| EXERCISE AIM |
Which lines in the data below contain the word "title"? Copy each of them.

| GIVEN ENTRIES |

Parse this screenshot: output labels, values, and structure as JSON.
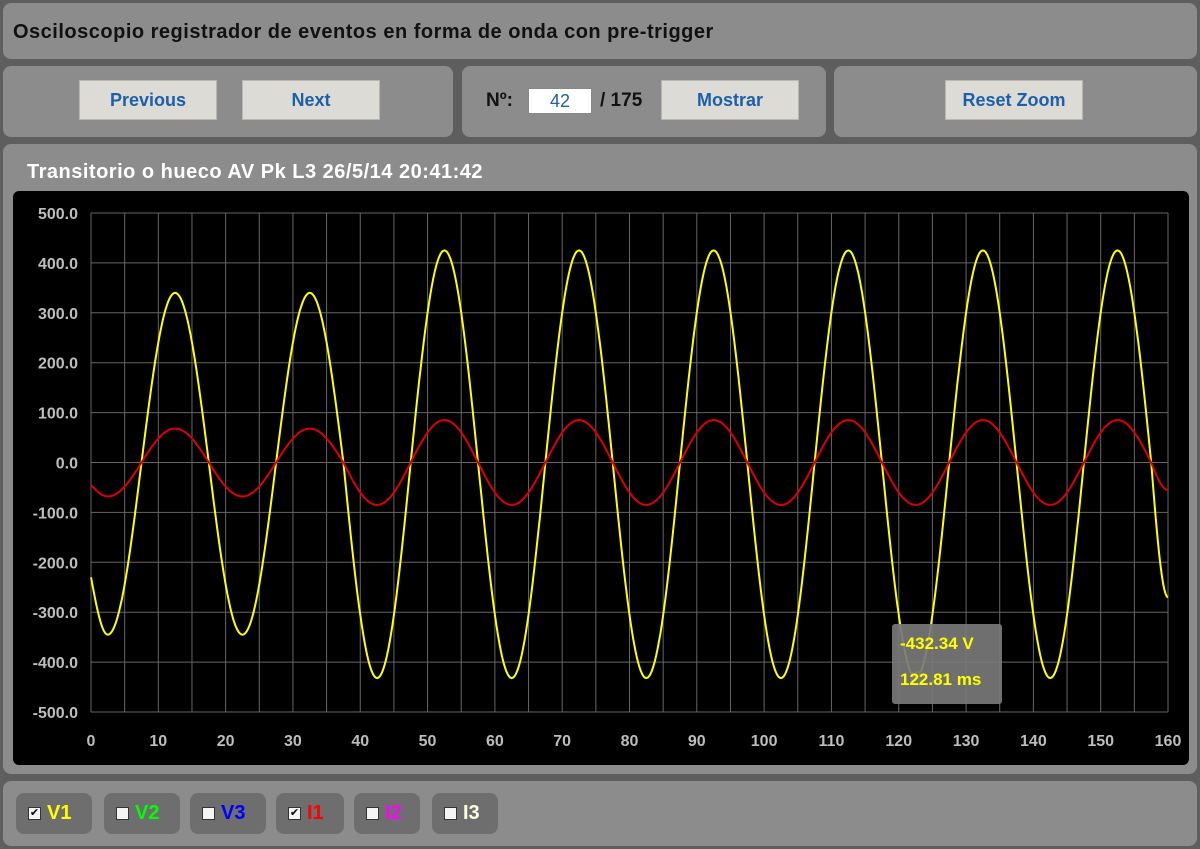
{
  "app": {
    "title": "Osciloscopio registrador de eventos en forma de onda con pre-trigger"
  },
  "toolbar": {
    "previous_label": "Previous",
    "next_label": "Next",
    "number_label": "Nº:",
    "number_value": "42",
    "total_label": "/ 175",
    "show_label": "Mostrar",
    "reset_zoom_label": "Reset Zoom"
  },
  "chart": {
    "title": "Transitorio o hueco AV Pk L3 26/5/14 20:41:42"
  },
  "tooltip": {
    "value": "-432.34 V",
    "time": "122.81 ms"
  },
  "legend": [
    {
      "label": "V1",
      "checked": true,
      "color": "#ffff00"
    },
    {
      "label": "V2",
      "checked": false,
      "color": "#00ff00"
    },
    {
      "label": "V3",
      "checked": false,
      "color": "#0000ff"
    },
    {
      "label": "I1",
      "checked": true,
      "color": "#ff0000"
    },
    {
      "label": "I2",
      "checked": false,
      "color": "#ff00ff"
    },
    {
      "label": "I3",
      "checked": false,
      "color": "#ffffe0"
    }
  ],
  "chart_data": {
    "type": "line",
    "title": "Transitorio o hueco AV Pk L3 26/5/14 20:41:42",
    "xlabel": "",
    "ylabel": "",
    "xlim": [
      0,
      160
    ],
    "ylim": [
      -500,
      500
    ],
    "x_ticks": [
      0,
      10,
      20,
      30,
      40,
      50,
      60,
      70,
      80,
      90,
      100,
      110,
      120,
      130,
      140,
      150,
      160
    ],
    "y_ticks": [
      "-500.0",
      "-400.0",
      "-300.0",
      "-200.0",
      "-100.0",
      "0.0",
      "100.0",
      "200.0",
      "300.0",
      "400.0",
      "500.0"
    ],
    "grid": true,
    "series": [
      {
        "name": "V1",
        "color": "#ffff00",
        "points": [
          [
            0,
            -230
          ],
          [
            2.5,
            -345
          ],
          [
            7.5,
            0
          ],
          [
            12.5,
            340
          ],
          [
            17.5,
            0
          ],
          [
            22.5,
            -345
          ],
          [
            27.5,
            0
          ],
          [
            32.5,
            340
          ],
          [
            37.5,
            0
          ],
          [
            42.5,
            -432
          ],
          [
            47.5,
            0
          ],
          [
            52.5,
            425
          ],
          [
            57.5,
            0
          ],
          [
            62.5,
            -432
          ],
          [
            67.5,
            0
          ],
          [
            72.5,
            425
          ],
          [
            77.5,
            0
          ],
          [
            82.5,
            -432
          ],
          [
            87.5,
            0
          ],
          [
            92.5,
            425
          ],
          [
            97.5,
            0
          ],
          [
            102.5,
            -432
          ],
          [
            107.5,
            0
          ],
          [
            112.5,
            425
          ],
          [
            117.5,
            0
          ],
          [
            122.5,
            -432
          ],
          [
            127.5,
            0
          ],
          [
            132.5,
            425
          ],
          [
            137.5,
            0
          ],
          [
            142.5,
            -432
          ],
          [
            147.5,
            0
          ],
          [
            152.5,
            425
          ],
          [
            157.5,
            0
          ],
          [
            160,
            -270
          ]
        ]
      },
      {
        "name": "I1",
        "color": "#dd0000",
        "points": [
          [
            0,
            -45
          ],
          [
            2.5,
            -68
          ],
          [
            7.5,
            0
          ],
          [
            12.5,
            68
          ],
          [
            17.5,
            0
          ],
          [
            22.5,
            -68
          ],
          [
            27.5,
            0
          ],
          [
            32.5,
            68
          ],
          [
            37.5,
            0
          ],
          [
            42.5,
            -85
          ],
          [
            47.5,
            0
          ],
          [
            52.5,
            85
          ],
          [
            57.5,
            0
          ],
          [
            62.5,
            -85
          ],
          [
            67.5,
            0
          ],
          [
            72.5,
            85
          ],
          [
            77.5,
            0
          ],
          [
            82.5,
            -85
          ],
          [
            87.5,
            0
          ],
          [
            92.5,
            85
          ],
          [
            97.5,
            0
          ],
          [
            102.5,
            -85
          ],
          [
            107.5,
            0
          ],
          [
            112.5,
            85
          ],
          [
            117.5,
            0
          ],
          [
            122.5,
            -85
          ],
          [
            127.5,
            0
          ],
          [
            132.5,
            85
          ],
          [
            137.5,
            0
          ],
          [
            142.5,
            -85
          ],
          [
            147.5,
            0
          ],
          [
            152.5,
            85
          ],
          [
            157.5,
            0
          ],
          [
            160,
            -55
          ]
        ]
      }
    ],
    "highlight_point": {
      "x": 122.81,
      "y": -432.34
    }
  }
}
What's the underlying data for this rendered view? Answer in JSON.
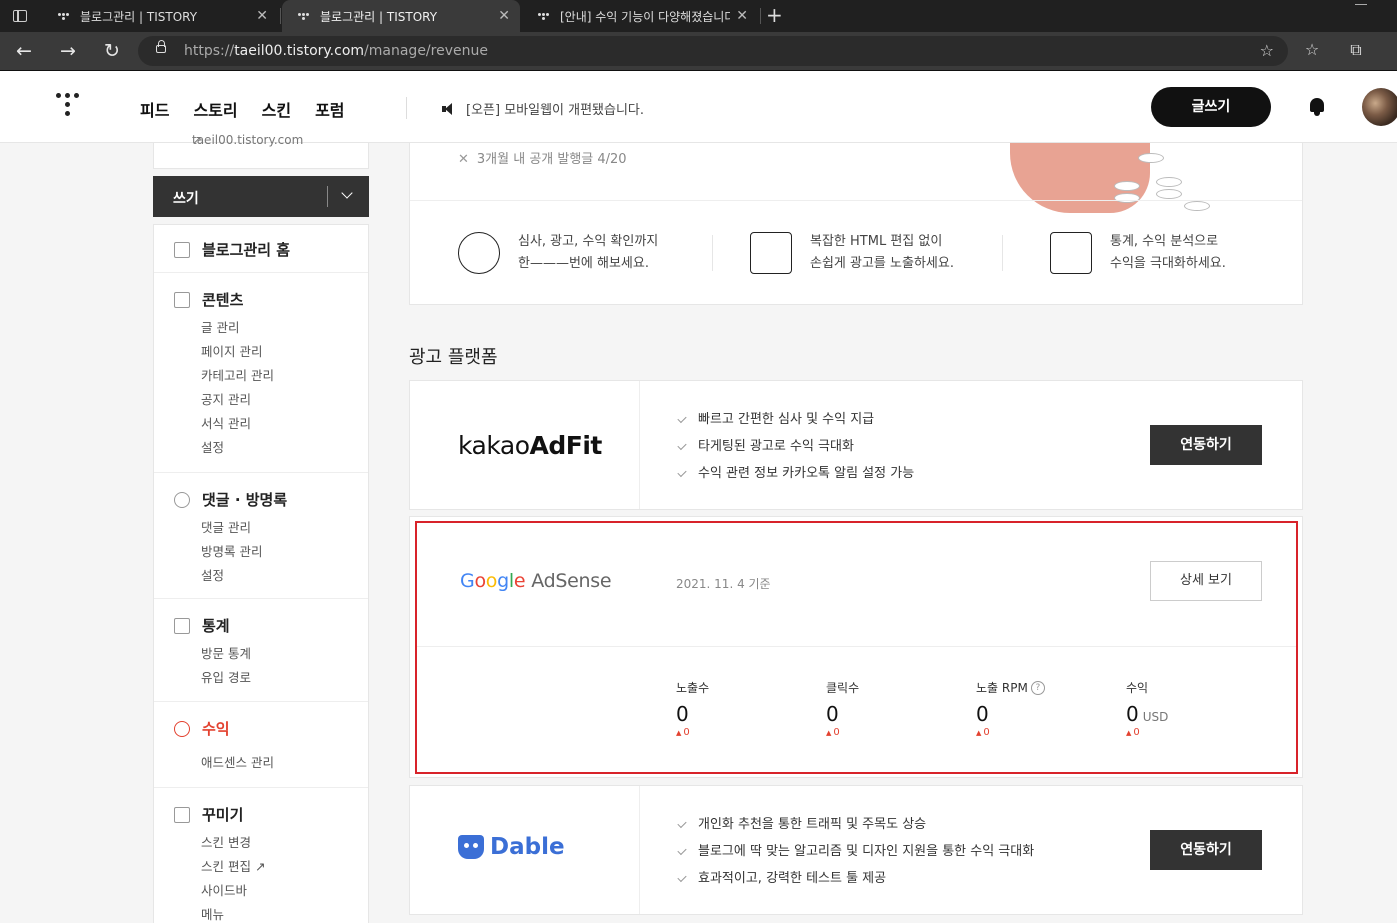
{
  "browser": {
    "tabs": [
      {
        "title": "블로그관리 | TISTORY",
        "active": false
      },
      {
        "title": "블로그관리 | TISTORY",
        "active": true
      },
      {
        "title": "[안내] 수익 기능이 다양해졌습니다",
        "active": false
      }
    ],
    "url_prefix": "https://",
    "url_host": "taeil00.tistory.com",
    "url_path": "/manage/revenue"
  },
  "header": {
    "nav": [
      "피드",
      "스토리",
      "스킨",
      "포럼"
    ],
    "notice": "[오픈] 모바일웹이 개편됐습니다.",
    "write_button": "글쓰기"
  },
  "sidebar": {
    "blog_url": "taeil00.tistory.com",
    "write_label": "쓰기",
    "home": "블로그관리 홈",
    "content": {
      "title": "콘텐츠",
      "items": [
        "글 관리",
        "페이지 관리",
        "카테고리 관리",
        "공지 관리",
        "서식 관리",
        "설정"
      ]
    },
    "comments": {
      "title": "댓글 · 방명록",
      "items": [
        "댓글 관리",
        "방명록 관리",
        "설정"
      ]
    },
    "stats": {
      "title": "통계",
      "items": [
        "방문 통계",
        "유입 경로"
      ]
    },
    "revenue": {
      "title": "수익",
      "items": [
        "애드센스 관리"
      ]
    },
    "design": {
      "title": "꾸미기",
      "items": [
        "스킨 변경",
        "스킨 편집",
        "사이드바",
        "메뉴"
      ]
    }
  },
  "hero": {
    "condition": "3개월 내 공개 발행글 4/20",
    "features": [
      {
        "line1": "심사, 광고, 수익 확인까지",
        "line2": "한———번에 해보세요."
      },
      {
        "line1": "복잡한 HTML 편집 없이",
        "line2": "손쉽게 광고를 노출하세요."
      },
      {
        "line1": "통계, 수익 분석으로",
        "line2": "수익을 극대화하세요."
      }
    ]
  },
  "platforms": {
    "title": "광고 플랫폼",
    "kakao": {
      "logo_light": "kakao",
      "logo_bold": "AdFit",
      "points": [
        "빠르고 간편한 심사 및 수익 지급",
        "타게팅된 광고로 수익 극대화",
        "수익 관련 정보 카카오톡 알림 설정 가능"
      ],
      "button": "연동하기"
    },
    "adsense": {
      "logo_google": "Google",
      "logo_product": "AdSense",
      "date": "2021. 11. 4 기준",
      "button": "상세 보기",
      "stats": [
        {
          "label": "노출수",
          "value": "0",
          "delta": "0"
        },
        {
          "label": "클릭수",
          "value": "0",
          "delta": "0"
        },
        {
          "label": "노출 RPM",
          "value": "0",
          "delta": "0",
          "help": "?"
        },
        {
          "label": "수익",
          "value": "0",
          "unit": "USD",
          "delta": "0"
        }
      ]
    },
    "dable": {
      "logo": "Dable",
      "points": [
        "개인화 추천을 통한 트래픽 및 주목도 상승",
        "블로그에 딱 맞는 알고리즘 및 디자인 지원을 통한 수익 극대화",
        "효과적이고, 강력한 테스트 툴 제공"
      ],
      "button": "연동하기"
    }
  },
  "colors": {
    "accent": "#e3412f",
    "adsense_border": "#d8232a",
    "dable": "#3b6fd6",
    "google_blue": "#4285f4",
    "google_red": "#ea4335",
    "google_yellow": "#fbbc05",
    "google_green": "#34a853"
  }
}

| TASK ANSWER |
    "title": "Osciloscopio registrador de eventos en forma de onda con pre-trigger"
    "title": "Transitorio o hueco AV Pk L3 26/5/14 20:41:42"
    "title": "Transitorio o hueco AV Pk L3 26/5/14 20:41:42",
        "title": "블로그관리 | TISTORY",
        "title": "블로그관리 | TISTORY",
        "title": "[안내] 수익 기능이 다양해졌습니다",
      "title": "콘텐츠",
      "title": "댓글 · 방명록",
      "title": "통계",
      "title": "수익",
      "title": "꾸미기",
    "title": "광고 플랫폼",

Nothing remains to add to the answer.